Election season is here across the U.S., which often puts the subject of political sign regulations at the forefront of discussions between community association leaders and residents, legislators, and the media. This week, the CAI Board of Trustees adopted the Political and Noncommercial Signs and Flags Public Policy to help CAI’s state legislative action committees navigate legislation on this topic.
CAI’s Government and Public Affairs Committee has been developing the public policy for the past several years.
Conversations on political signs and flags in community associations typically center on how they are displayed and their content. Community association boards, managers, and residents must be educated on applicable laws, case law, and their governing documents to appropriately regulate them. The First Amendment guarantees the right to freedom of speech without restriction by government entities or state actors. It does not apply to private parties such as community associations, enabling associations to adopt and enforce restrictions that reasonably regulate political and noncommercial speech within their community. Some states, however, have constitutions or other laws that provides a broader free speech right that does not depend on state action.
Throughout history, it’s always been a relatively small minority of people who have spoken out regarding sign and flag regulations because they are passionate about a subject. It is important to protect and serve the voice of all residents to allow reasonable expression of speech through signage, while not interfering with the property rights of other residents.
CAI respects the right to freedom of speech set forth in the constitutions of the United States and various states but recognizes that right is not unlimited. CAI also recognizes and supports the rights of residential community associations to reasonably regulate political and noncommercial signs within communities in a manner consistent with federal, state, and local laws. CAI supports legislation that recognizes the core principles of self-governance, self-regulation, and co-ownership of common property and the community association housing model balanced with owners’ rights of free speech. Because each community is unique, legislation should allow an association to develop reasonable rules and regulations concerning the time, location, materials, size, number, and manner of where political and noncommercial signs, political displays, or political activities are located while preserving freedom of political expression.
Current State Laws and Regulations
Laws governing political signs vary by state.
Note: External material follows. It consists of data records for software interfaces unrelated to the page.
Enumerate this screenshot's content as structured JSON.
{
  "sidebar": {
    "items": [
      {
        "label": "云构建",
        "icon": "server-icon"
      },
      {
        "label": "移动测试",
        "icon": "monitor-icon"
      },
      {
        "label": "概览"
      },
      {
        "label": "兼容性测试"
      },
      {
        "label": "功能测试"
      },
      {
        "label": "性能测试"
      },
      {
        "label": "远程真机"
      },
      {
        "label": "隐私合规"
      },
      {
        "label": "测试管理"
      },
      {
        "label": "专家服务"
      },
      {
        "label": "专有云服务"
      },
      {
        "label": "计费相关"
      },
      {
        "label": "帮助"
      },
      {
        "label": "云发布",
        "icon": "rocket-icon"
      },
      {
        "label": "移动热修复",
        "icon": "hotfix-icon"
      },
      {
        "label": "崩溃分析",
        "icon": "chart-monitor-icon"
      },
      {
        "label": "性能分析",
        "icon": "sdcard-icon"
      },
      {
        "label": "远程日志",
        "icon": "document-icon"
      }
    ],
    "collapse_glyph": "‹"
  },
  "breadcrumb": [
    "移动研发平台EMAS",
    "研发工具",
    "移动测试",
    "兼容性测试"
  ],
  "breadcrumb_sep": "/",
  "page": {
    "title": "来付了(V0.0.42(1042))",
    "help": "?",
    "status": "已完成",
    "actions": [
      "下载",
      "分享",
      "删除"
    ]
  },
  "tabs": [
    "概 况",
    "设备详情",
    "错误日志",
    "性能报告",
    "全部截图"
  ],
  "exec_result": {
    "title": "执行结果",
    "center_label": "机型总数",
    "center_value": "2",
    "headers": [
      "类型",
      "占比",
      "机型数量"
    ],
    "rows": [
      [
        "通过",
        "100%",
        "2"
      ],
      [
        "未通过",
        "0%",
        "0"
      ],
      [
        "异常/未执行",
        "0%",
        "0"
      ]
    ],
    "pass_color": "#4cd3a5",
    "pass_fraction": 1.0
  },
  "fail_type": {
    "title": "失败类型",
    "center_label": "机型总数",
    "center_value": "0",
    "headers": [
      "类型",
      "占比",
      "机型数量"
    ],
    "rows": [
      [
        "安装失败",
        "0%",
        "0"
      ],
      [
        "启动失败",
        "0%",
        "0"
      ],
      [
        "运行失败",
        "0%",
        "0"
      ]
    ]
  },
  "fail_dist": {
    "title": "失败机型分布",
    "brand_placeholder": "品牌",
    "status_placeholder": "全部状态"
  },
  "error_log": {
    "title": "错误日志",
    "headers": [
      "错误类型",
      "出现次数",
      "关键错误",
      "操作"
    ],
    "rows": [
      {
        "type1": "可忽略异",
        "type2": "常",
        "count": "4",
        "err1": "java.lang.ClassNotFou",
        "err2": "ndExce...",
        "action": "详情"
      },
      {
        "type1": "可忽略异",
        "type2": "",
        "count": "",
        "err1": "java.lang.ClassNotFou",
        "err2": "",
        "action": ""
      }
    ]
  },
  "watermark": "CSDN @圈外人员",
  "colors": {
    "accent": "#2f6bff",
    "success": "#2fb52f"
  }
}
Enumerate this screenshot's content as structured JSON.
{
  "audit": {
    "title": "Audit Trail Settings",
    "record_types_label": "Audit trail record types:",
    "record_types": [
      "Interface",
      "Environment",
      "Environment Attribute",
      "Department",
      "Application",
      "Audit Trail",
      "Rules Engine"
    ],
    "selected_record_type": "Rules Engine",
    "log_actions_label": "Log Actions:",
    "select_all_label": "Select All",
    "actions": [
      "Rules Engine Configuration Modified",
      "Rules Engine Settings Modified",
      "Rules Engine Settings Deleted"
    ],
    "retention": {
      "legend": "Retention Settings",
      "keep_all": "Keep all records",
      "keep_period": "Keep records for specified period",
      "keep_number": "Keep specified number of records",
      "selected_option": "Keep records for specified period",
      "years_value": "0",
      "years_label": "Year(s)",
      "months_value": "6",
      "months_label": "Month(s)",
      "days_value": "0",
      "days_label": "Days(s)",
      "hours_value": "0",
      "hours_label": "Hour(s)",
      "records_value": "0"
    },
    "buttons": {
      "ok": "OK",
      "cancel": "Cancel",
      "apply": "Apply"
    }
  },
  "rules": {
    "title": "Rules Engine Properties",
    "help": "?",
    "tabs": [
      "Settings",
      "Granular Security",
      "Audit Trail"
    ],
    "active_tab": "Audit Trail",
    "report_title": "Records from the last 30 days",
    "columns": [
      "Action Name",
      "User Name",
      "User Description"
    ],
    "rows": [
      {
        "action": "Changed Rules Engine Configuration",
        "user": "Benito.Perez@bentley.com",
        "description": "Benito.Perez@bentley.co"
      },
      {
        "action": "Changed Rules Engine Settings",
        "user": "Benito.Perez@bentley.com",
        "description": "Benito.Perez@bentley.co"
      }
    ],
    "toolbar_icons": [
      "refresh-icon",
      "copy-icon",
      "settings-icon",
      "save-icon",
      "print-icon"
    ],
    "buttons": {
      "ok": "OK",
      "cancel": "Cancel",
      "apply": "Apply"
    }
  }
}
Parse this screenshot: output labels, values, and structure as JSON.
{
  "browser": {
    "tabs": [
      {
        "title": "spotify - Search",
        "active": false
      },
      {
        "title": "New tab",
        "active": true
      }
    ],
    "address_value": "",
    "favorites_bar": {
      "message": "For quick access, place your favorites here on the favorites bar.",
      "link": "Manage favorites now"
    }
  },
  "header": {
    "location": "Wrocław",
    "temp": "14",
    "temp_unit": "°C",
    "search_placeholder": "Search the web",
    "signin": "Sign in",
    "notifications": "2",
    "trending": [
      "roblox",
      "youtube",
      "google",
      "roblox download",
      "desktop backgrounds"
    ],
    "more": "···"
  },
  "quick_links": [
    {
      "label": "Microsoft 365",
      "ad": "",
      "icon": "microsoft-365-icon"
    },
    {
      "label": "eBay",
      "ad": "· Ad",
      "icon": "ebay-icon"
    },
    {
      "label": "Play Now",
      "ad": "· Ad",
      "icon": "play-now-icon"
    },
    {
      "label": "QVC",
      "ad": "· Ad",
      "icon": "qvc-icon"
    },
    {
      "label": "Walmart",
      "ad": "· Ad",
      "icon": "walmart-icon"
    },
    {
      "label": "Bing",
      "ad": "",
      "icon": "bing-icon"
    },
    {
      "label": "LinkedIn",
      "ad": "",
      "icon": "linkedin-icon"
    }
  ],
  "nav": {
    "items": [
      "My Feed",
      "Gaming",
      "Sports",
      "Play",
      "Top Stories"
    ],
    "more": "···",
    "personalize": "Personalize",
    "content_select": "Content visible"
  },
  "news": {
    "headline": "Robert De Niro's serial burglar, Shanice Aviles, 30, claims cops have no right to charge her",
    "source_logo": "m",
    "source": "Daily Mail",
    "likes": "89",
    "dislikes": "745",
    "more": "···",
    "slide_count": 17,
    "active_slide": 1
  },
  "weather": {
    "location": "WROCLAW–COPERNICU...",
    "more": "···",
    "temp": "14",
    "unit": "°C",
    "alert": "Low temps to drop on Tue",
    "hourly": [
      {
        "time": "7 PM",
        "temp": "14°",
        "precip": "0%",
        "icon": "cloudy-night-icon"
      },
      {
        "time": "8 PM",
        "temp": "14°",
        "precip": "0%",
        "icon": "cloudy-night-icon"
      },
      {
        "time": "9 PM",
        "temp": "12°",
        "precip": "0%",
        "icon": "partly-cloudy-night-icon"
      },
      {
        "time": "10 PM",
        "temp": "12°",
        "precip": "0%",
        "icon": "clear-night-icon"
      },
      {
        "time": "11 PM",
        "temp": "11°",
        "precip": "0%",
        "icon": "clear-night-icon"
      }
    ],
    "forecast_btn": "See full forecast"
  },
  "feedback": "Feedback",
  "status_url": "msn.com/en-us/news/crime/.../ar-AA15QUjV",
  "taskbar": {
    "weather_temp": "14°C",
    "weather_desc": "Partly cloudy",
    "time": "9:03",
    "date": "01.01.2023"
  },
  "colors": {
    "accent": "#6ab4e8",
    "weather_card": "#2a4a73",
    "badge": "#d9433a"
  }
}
Rules vary by community to reflect the preferences of homeowners. Currently, 13 states have statutes regarding signage that communities must follow. If your state does not have an explicit law, be sure to review your association’s governing documents and consult with your community manager and attorney before moving forward.
It is important for community managers and the board to send approved rules through email, upload notices on the community website, and display them on entry signs to encourage compliance, particularly regarding how many days before an election a sign can be put up and how many days after an election a sign must be taken down. CAI calls upon community association board members, community managers, residents, and attorneys to review governing documents periodically and work together to create rules that will bring the community closer together.
Nine out of 10 condominium and homeowners association residents typically vote in national, state, and local elections, according to the 2022 Homeowner Satisfaction Survey conducted by Zogby Analytics on behalf of the Foundation for Community Association Research. With more than 74.1 million residents living in community associations, according to the Foundation, this represents about 66.7 million voters.
To help community association boards navigate these important conversations, CAI created the Rights & Responsibilities for Better Communities and the Community Association Civility Pledge. We encourage boards to adopt these principles and engage these best practices.